Dr. Michele Hernandez has made a career of understanding the college admissions system, but she was also surprised at the details of the recent college admissions scandal that made headlines.
“I think the surprise was the depth and depravity of what the college consultant was doing, because he was rigging every aspect of the process,” Hernandez says. "What it showed is people are desperate to get their kids into top colleges."
Hernandez is a former Dartmouth College admissions officer and now runs Top Tier Admissions . It's a full-service college prep company. Tutoring packages can start as early as the eighth grade and can cost around $80,000.
"We don't go for the cheapest neurologist; we go for the best neurologist when we're trying to have a brain tumor removed," she says. "So, I think when people are looking for college consultants, who's the best at doing this? Who has insider knowledge? Who can actually help my student really become a better student and appeal to more colleges?"
She notes they typically sell out of spots available.
Hernandez has written several books pointing out problems with the college admissions process.
“The scandal, I think a lot of people have been woefully uninformed, even though there [have] been a million articles in college admissions about how it favors the wealthy," Hernandez says.
The former college admissions officer says a big problem is that half the spots available at many elite colleges are reserved for students with what she calls a "hook."
"The hook being recruited athletes, development cases, legacies, under-represented minorities and VIP kids," she says, "For example, an Obama or a Clinton. Notice how they always get into Brown, or Stanford, or Harvard? That's no coincidence."
Hernandez recognizes many are outraged with the scandal, but she says people need to look at the entire system.
"If people are going to have outrage, I wouldn't single out any one group,” she says. “I would look at the whole picture of 50 percent of the spots are taken and who they're taken up with.”
She says up to 20 percent of a college class can be recruited athletes and can give wealthy people an edge.
"Recruited athletes get in 80 to 100 percent acceptance rate at all the top colleges once they're recruited," Hernandez says. "A lot of athletes tend to be white. Not all, obviously. There are sports that are more integrated, but in general, people who do sailing and squash and those type of sports tend to be mostly white and affluent.”
She says schools reserve spots for lower income and under-represented minorities, but average families are the ones who often get overlooked, fighting for the remaining spots.
"What if you're a typical middle-class person who grew up on Staten Island, who goes to an OK public school?
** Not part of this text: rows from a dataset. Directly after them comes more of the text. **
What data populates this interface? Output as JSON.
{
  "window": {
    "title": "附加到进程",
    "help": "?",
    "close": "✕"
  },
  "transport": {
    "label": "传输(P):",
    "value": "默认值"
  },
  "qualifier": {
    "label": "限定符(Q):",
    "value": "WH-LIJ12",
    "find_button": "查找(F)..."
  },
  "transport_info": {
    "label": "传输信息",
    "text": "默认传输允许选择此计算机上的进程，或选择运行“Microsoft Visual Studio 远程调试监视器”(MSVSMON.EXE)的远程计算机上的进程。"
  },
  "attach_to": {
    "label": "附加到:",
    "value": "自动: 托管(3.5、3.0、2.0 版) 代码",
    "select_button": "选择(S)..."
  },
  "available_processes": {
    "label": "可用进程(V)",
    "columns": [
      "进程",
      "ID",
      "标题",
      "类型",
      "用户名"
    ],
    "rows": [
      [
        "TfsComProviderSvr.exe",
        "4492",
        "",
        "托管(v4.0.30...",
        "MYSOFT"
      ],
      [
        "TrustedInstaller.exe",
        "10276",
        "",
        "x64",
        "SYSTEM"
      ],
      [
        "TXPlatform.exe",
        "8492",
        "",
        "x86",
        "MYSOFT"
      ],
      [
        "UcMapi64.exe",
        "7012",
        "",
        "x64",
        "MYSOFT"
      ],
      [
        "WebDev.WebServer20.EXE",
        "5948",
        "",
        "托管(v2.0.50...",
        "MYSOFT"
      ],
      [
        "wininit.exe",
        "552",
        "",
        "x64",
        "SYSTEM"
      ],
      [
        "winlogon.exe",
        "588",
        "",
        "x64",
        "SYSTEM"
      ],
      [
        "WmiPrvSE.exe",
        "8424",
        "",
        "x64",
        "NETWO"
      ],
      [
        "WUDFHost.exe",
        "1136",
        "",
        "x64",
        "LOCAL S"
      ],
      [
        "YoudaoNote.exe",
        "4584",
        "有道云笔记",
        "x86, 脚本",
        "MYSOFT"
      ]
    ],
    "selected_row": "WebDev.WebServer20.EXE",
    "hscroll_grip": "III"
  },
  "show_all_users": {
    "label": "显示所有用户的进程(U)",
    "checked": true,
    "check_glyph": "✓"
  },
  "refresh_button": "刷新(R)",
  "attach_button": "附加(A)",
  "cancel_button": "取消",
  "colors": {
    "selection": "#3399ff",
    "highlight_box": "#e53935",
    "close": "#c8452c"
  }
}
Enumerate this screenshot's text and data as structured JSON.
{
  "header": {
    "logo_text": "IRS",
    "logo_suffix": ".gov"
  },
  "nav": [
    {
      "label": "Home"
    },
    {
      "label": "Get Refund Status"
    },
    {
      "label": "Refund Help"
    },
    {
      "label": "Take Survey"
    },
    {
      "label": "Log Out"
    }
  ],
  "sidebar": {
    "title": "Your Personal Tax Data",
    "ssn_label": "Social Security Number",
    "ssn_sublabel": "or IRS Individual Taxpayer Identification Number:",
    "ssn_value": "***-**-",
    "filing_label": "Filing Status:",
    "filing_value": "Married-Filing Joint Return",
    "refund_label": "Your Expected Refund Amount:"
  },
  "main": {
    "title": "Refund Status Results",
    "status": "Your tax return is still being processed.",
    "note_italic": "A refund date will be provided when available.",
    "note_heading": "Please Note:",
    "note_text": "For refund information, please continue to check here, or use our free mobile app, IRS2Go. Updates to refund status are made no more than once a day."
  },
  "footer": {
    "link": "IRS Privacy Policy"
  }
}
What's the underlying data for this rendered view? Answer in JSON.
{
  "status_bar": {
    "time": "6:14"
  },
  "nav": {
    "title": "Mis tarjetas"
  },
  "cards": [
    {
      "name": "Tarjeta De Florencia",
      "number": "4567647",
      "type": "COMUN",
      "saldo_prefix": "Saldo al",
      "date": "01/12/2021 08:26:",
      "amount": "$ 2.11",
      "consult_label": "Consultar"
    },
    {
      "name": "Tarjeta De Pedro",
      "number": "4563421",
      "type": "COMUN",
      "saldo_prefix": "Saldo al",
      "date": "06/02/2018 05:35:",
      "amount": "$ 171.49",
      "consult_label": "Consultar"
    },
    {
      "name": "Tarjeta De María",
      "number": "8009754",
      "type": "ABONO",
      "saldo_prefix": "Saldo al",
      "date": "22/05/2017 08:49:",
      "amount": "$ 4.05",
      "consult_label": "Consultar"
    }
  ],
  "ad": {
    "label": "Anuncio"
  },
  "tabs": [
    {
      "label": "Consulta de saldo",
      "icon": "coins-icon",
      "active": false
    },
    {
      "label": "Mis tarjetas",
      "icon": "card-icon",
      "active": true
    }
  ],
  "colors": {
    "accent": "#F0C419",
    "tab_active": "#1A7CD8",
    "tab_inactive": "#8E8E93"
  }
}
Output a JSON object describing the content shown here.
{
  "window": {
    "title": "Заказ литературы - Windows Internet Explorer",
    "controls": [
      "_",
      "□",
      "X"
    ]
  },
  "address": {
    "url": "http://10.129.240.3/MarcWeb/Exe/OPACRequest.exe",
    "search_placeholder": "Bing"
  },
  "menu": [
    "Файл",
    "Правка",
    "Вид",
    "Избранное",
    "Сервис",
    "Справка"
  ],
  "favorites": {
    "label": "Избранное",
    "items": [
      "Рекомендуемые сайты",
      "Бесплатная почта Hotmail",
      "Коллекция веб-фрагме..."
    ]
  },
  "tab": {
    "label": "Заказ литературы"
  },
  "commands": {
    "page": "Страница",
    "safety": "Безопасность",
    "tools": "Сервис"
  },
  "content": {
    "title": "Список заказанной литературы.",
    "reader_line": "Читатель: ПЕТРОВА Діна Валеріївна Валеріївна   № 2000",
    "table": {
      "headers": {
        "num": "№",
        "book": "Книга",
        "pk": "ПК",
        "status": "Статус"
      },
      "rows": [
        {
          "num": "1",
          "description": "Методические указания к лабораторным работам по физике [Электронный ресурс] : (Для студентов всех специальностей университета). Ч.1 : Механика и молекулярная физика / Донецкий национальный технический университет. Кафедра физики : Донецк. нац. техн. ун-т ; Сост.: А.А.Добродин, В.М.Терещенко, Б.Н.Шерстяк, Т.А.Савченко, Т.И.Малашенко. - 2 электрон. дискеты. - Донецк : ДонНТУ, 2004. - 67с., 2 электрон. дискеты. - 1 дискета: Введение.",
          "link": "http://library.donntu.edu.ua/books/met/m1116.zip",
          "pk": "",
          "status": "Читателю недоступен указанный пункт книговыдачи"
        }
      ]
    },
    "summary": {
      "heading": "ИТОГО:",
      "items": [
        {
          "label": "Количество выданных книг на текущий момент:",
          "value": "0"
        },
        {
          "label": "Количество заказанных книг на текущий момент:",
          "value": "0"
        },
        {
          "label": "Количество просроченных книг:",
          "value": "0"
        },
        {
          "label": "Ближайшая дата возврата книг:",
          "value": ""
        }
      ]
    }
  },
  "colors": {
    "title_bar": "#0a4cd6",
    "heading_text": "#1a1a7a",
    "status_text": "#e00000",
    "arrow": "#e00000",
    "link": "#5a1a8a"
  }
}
You're not disadvantaged, per se; those are the kids who fall through the cracks," Hernandez says.
As celebrity parents Lori Loughlin and Felicity Huffman face potential jail time for allegedly buying their children’s way into college, Hernandez says all parents need to keep perspective.
"If you start looking at head CEOs and people of companies, many did not go to these fancy schools, but yet, there is the perception among parents that their students will be tremendous failures if they don't gain admission to the school of their choice,” Hernandez says.